● **Given information**
------------------------------
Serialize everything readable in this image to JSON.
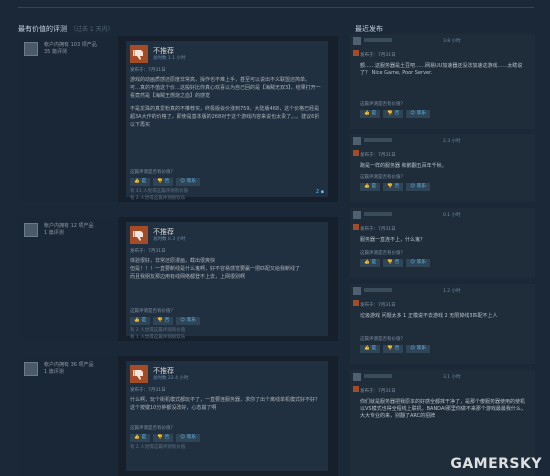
{
  "headers": {
    "left_title": "最有价值的评测",
    "left_sub": "（过去 1 天内）",
    "right_title": "最近发布"
  },
  "reviews": [
    {
      "owns": "帐户内拥有 103 项产品",
      "reviews": "35 篇评测",
      "verdict": "不推荐",
      "hours": "总时数 1.1 小时",
      "posted": "发布于：7月31日",
      "lines": [
        "游戏的动画质感还原度非常高，操作也不难上手，甚至可以说出不义联盟还简单。",
        "可…真的不值这个价…这般好比你真心欢喜以为自己回的是【海贼无双3】，结果打开一看竟然是【海贼王燃烧之血】的感觉",
        "",
        "不是龙珠的真爱粉真的不推荐买，终极版会价涨到759，大陆版468，这个价格已经是超3A大作的价格了，即使是基本版的268对于这个游戏内容来说也太贵了。。。建议6折以下再买"
      ],
      "helpful_q": "这篇评测是否有价值？",
      "yes": "是",
      "no": "否",
      "funny": "欢乐",
      "votes1": "有 43 人觉得这篇评测有价值",
      "votes2": "有 2 人觉得这篇评测很欢乐",
      "comments": "2"
    },
    {
      "owns": "帐户内拥有 12 项产品",
      "reviews": "1 篇评测",
      "verdict": "不推荐",
      "hours": "总时数 0.3 小时",
      "posted": "发布于：7月31日",
      "lines": [
        "体验很好，非常还原漫画，截出很爽快",
        "但是！！！一直要断线是什么鬼啊，好不容易感觉要赢一把匹配又给我断线了",
        "而且我朋友那边用有线网络都登不上去，上网很别啊"
      ],
      "helpful_q": "这篇评测是否有价值？",
      "yes": "是",
      "no": "否",
      "funny": "欢乐",
      "votes1": "有 2 人觉得这篇评测有价值",
      "votes2": "有 1 人觉得这篇评测很欢乐",
      "comments": ""
    },
    {
      "owns": "帐户内拥有 36 项产品",
      "reviews": "1 篇评测",
      "verdict": "不推荐",
      "hours": "总时数 22.4 小时",
      "posted": "发布于：7月31日",
      "lines": [
        "什么啊，玩个街机模式都玩不了，一直要连服务器，求你了出个离线单机模式好不好？这个按键10分钟都没改好，心态崩了啊"
      ],
      "helpful_q": "这篇评测是否有价值？",
      "yes": "是",
      "no": "否",
      "funny": "欢乐",
      "votes1": "有 2 人觉得这篇评测有价值",
      "votes2": "",
      "comments": ""
    }
  ],
  "recent": [
    {
      "hours": "3.8 小时",
      "date": "发布于：7月31日",
      "text": "额……这服务器是土豆吧……网易UU加速器还没法加速这游戏……太瞎说了？ Nice Game, Poor Server."
    },
    {
      "hours": "2.3 小时",
      "date": "发布于：7月31日",
      "text": "跑是一样的服务器 和鹅翻五百年千秋。"
    },
    {
      "hours": "0.1 小时",
      "date": "发布于：7月31日",
      "text": "服务器一直连不上，什么鬼？"
    },
    {
      "hours": "1.2 小时",
      "date": "发布于：7月31日",
      "text": "垃圾游戏 问题太多 1 正模说不去游戏 2 无限掉线3匹配不上人"
    },
    {
      "hours": "3.1 小时",
      "date": "发布于：7月31日",
      "text": "你们就是服务器把我原本的好感全都抹干净了，是那个傻服务器使用的使机以VS模式也得全程线上联机，BANDAI那里你做不来那个游戏最最我什么，大大专业的来，别翻了ARC的招牌"
    }
  ],
  "helpful_q": "这篇评测是否有价值？",
  "yes": "是",
  "no": "否",
  "funny": "欢乐",
  "watermark": "GAMERSKY",
  "colors": {
    "bg": "#1b2838",
    "thumb_down": "#a34c25",
    "accent": "#66c0f4"
  }
}
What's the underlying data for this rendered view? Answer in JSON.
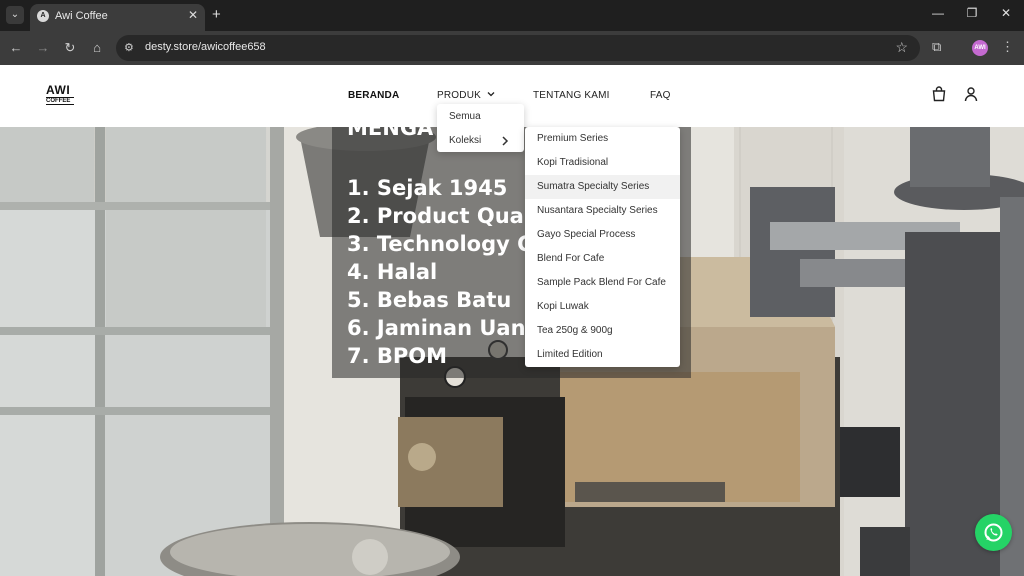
{
  "browser": {
    "tab_title": "Awi Coffee",
    "favicon_text": "A",
    "url": "desty.store/awicoffee658",
    "profile_initials": "AWI"
  },
  "site": {
    "logo_top": "AWI",
    "logo_bottom": "COFFEE",
    "menu": {
      "home": "BERANDA",
      "products": "PRODUK",
      "about": "TENTANG KAMI",
      "faq": "FAQ"
    },
    "products_dropdown": {
      "all": "Semua",
      "collections": "Koleksi"
    },
    "collections": [
      "Premium Series",
      "Kopi Tradisional",
      "Sumatra Specialty Series",
      "Nusantara Specialty Series",
      "Gayo Special Process",
      "Blend For Cafe",
      "Sample Pack Blend For Cafe",
      "Kopi Luwak",
      "Tea 250g & 900g",
      "Limited Edition"
    ]
  },
  "hero": {
    "heading_partial": "MENGA",
    "lines": [
      "1. Sejak 1945",
      "2. Product Qua",
      "3. Technology C",
      "4. Halal",
      "5. Bebas Batu",
      "6. Jaminan Uan",
      "7. BPOM"
    ]
  },
  "colors": {
    "whatsapp": "#25d366",
    "browser_dark": "#1f1f1f"
  }
}
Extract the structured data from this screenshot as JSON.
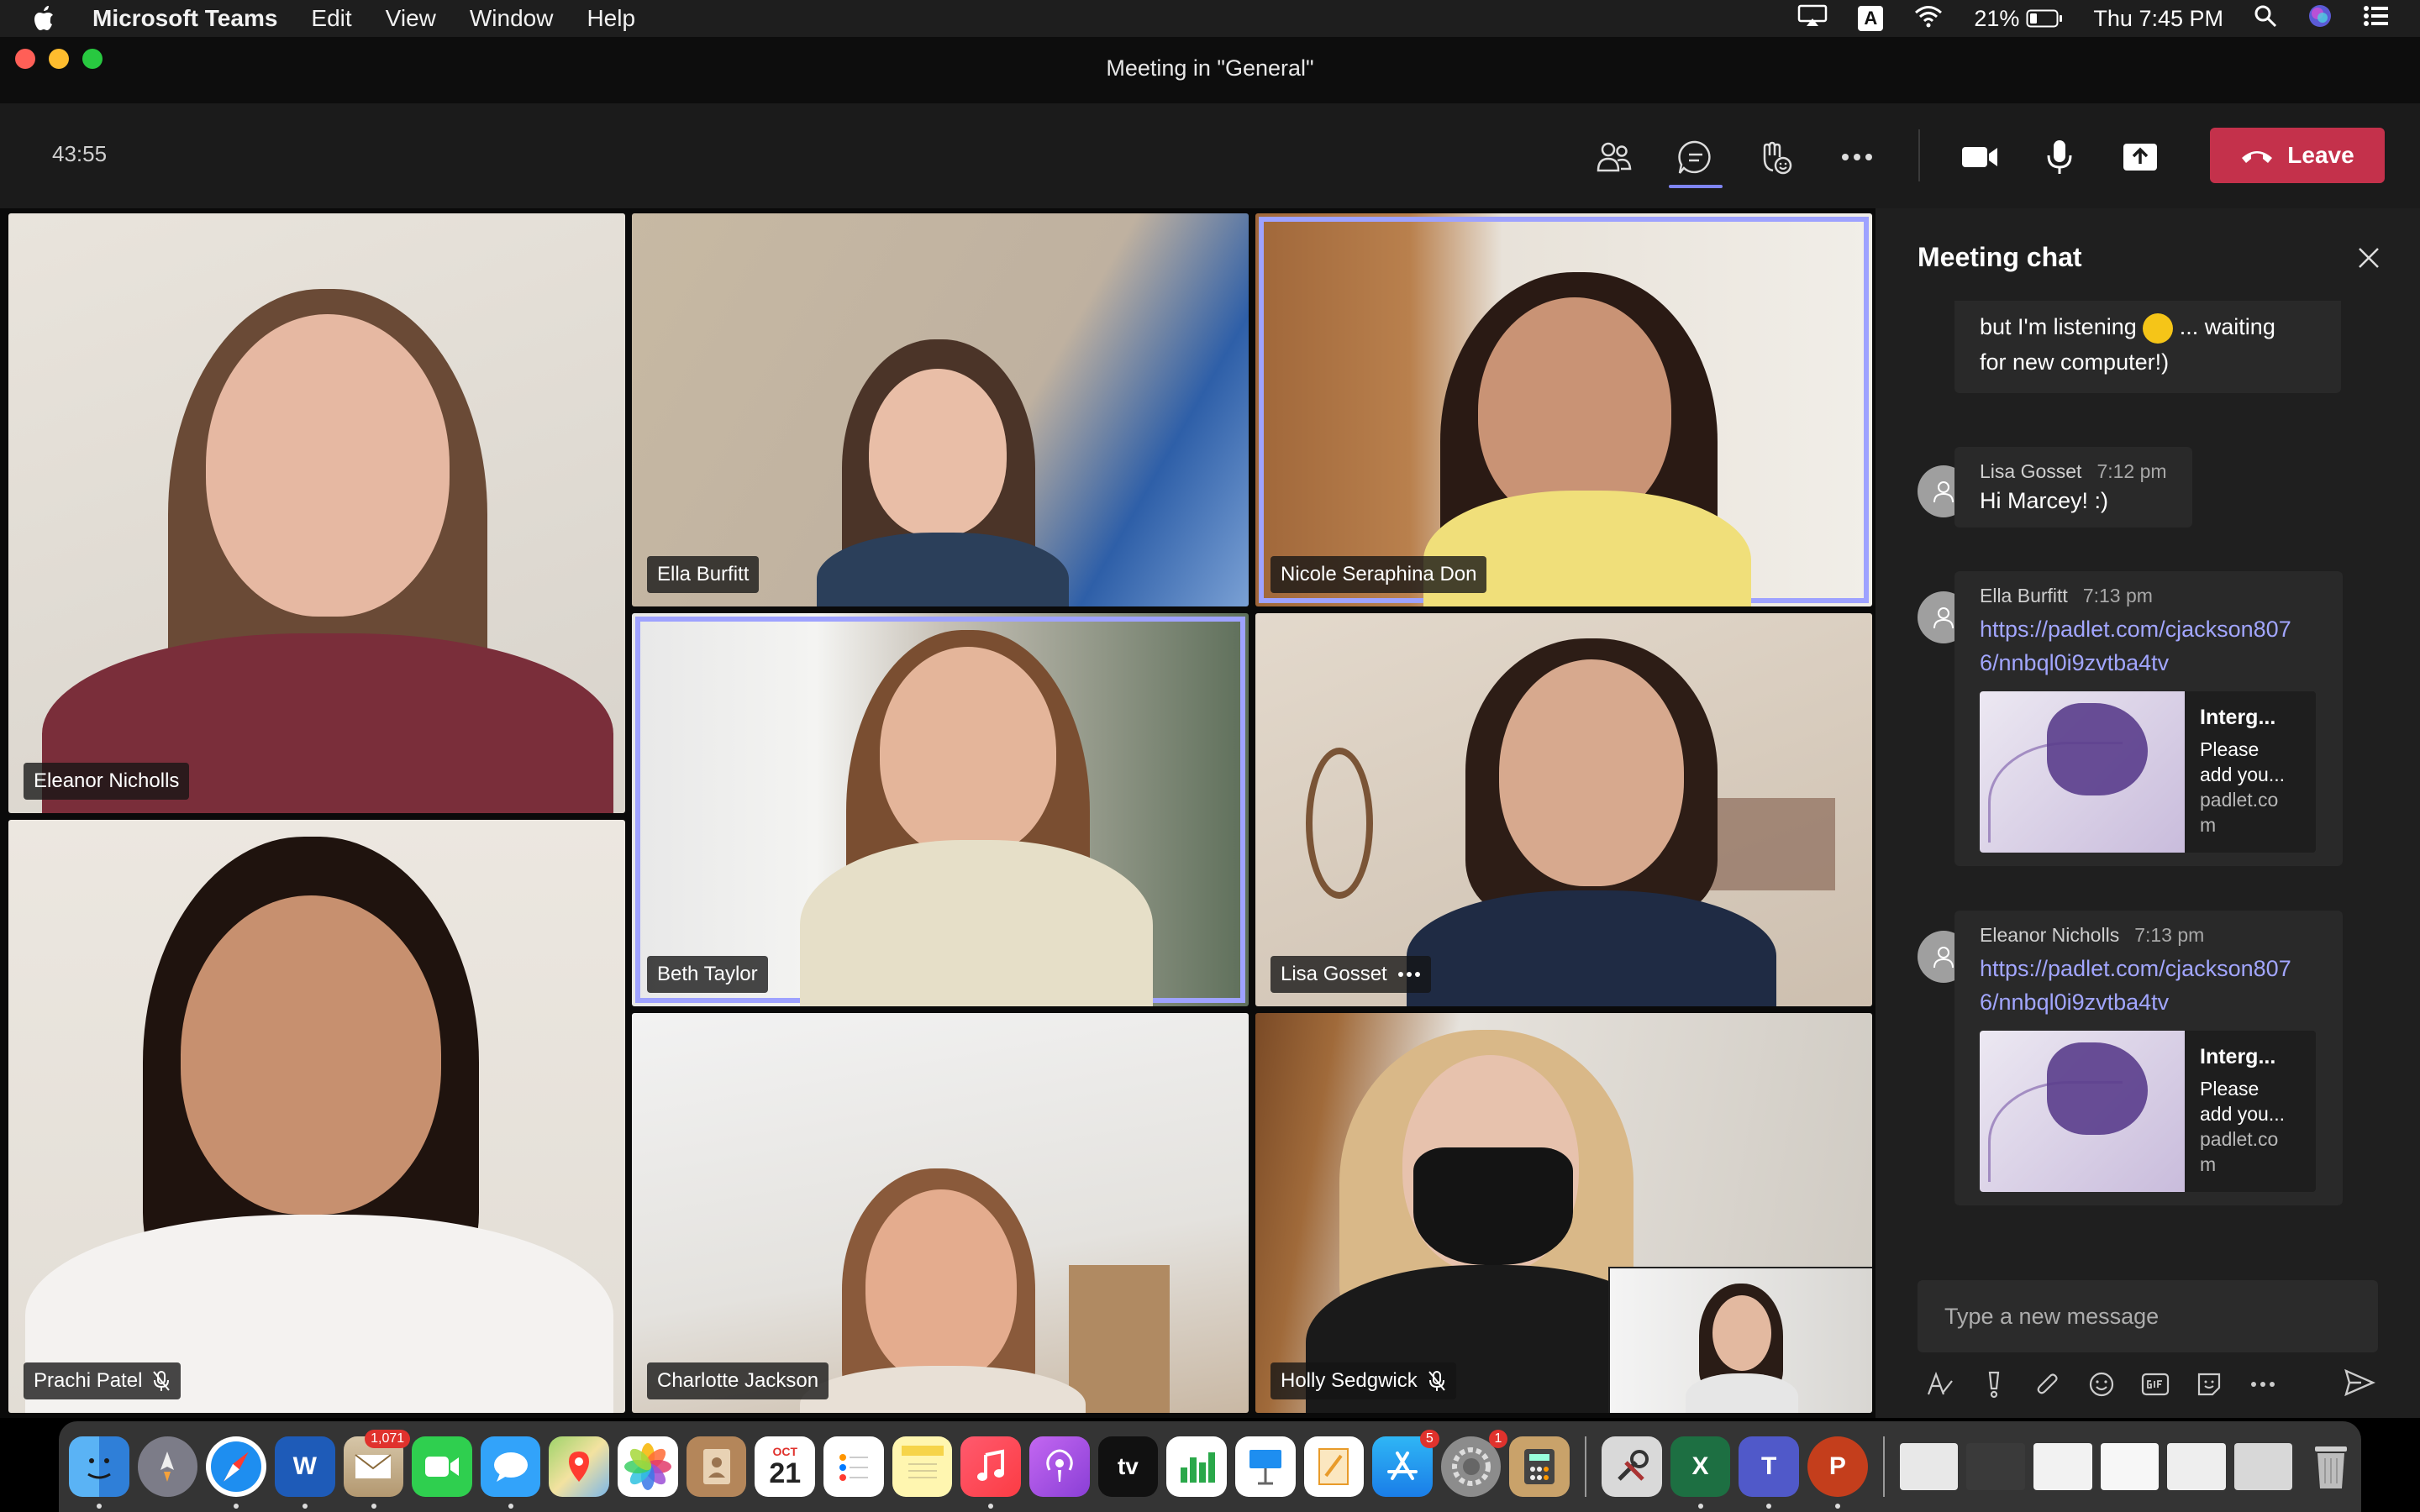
{
  "menubar": {
    "app_name": "Microsoft Teams",
    "menus": [
      "Edit",
      "View",
      "Window",
      "Help"
    ],
    "battery": "21%",
    "clock": "Thu 7:45 PM",
    "input_source": "A"
  },
  "window": {
    "title": "Meeting in \"General\""
  },
  "toolbar": {
    "timer": "43:55",
    "leave_label": "Leave",
    "colors": {
      "leave": "#c4314b",
      "accent": "#7f85f5"
    }
  },
  "participants": [
    {
      "name": "Eleanor Nicholls",
      "muted": false,
      "speaking": false
    },
    {
      "name": "Ella Burfitt",
      "muted": false,
      "speaking": false
    },
    {
      "name": "Nicole Seraphina Don",
      "muted": false,
      "speaking": true
    },
    {
      "name": "Beth Taylor",
      "muted": false,
      "speaking": true
    },
    {
      "name": "Lisa Gosset",
      "muted": false,
      "speaking": false
    },
    {
      "name": "Prachi Patel",
      "muted": true,
      "speaking": false
    },
    {
      "name": "Charlotte Jackson",
      "muted": false,
      "speaking": false
    },
    {
      "name": "Holly Sedgwick",
      "muted": true,
      "speaking": false
    }
  ],
  "chat": {
    "title": "Meeting chat",
    "messages": [
      {
        "text_line1": "but I'm listening",
        "text_emoji": "🙂",
        "text_line1b": "... waiting",
        "text_line2": "for new computer!)"
      },
      {
        "author": "Lisa Gosset",
        "time": "7:12 pm",
        "text": "Hi Marcey! :)"
      },
      {
        "author": "Ella Burfitt",
        "time": "7:13 pm",
        "link_line1": "https://padlet.com/cjackson807",
        "link_line2": "6/nnbql0i9zvtba4tv",
        "card": {
          "title": "Interg...",
          "desc_1": "Please",
          "desc_2": "add you...",
          "domain_1": "padlet.co",
          "domain_2": "m"
        }
      },
      {
        "author": "Eleanor Nicholls",
        "time": "7:13 pm",
        "link_line1": "https://padlet.com/cjackson807",
        "link_line2": "6/nnbql0i9zvtba4tv",
        "card": {
          "title": "Interg...",
          "desc_1": "Please",
          "desc_2": "add you...",
          "domain_1": "padlet.co",
          "domain_2": "m"
        }
      }
    ],
    "compose_placeholder": "Type a new message"
  },
  "dock": {
    "badges": {
      "mail": "1,071",
      "appstore": "5",
      "settings": "1"
    },
    "calendar": {
      "month": "OCT",
      "day": "21"
    },
    "tv_label": "tv"
  }
}
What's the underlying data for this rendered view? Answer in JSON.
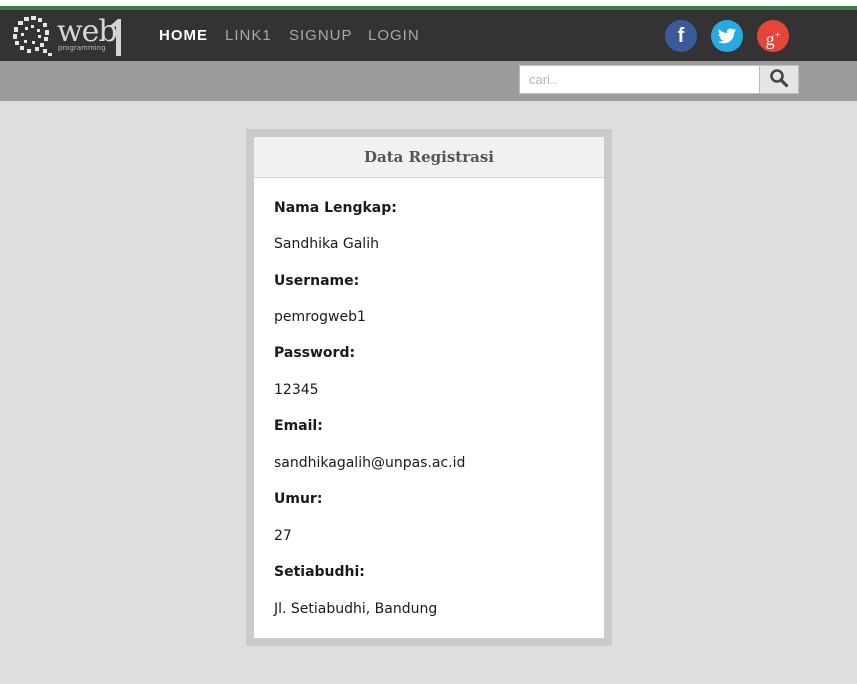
{
  "brand": {
    "name": "web",
    "digit": "1",
    "tagline": "programming"
  },
  "nav": {
    "items": [
      {
        "label": "HOME",
        "active": true
      },
      {
        "label": "LINK1",
        "active": false
      },
      {
        "label": "SIGNUP",
        "active": false
      },
      {
        "label": "LOGIN",
        "active": false
      }
    ]
  },
  "social": {
    "facebook_glyph": "f",
    "google_glyph": "g",
    "google_plus": "+",
    "icons": [
      "facebook-icon",
      "twitter-icon",
      "google-plus-icon"
    ]
  },
  "search": {
    "placeholder": "cari..",
    "value": "",
    "icon": "search-icon"
  },
  "card": {
    "title": "Data Registrasi",
    "fields": [
      {
        "label": "Nama Lengkap:",
        "value": "Sandhika Galih"
      },
      {
        "label": "Username:",
        "value": "pemrogweb1"
      },
      {
        "label": "Password:",
        "value": "12345"
      },
      {
        "label": "Email:",
        "value": "sandhikagalih@unpas.ac.id"
      },
      {
        "label": "Umur:",
        "value": "27"
      },
      {
        "label": "Setiabudhi:",
        "value": "Jl. Setiabudhi, Bandung"
      }
    ]
  },
  "colors": {
    "navbar": "#333333",
    "accent_strip": "#3d7a4f",
    "subbar": "#9c9c9c",
    "facebook": "#3b5a9a",
    "twitter": "#29a9e1",
    "google_plus": "#e7453a"
  }
}
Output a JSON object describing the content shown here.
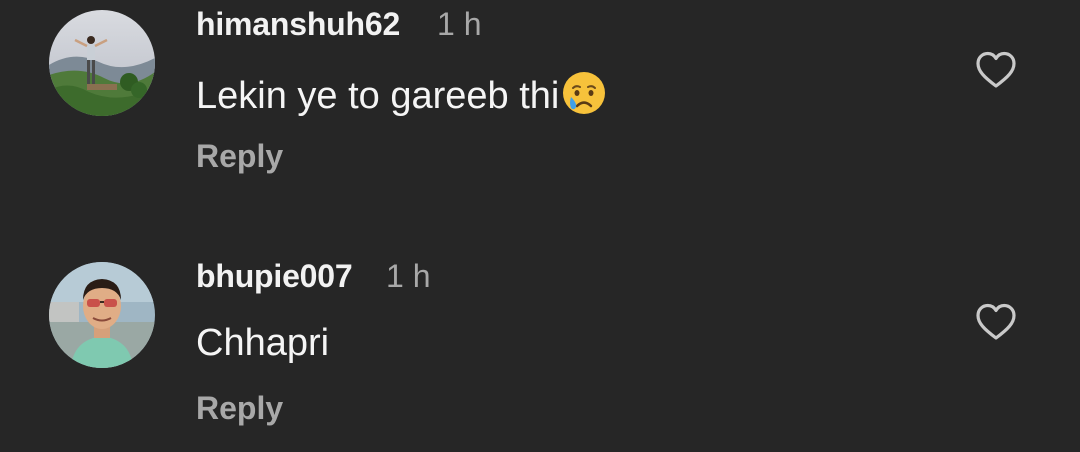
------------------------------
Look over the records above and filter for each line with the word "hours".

● **Exercise solution**
      "hours": "总时数 1.1 小时",
      "hours": "总时数 0.3 小时",
      "hours": "总时数 22.4 小时",
      "hours": "3.8 小时",
      "hours": "2.3 小时",
      "hours": "0.1 小时",
      "hours": "1.2 小时",
      "hours": "3.1 小时",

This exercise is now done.